EXERCISE DESCRIPTION:
The answer must consist of every line from the entries below that contains the word "handle".

App and web page records:
Segment Open
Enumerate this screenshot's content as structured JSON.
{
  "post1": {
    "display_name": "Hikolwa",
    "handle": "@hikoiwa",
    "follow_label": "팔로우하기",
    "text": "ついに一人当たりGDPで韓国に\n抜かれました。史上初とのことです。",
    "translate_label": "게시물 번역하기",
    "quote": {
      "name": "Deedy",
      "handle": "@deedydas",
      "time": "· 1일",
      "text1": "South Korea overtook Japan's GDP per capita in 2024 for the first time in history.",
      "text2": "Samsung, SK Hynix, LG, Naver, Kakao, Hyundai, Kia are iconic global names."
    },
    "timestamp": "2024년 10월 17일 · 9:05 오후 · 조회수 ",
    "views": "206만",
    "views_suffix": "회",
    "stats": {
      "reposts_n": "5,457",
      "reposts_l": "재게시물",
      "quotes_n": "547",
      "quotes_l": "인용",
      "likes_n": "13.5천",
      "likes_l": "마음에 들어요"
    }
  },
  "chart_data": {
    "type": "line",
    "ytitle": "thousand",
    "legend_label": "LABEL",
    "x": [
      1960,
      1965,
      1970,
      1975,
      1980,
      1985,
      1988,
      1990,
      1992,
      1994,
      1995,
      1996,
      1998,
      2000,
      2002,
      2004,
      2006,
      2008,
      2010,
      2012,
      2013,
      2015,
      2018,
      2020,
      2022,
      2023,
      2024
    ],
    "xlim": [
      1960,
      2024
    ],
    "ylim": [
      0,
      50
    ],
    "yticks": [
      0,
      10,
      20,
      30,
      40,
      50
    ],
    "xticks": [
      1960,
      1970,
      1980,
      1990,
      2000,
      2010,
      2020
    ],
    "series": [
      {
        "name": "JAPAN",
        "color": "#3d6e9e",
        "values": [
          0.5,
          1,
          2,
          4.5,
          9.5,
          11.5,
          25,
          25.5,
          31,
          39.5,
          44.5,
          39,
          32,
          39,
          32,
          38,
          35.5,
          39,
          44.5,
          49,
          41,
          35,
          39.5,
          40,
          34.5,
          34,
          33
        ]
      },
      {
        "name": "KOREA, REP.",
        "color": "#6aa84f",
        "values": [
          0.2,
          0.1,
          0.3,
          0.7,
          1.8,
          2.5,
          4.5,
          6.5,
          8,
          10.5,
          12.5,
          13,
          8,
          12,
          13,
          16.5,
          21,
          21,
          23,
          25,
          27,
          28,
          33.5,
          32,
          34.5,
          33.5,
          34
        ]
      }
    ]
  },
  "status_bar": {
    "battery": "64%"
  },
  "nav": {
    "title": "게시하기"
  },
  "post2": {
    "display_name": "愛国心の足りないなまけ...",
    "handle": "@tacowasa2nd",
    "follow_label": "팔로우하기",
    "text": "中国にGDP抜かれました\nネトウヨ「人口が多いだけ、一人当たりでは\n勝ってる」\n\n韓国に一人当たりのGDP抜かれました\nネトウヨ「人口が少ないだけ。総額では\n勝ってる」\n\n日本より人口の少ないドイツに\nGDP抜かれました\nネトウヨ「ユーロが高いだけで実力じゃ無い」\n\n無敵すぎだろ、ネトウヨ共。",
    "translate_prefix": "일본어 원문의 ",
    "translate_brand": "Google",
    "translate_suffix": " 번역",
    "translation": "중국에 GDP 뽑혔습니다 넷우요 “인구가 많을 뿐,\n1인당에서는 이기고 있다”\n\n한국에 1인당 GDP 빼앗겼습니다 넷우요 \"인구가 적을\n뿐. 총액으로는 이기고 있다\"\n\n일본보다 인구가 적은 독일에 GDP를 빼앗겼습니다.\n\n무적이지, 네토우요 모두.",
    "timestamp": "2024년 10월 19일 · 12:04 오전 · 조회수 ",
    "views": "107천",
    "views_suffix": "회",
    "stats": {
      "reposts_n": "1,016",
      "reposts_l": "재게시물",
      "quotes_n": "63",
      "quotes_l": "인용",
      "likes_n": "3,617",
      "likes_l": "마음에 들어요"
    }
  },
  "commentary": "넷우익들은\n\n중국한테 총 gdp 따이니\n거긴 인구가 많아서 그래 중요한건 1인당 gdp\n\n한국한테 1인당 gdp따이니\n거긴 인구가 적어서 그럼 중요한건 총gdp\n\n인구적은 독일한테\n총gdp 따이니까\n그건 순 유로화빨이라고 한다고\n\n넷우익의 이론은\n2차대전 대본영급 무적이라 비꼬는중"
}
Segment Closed
TASK RESULT:
    "handle": "@hikoiwa",
      "handle": "@deedydas",
    "handle": "@tacowasa2nd",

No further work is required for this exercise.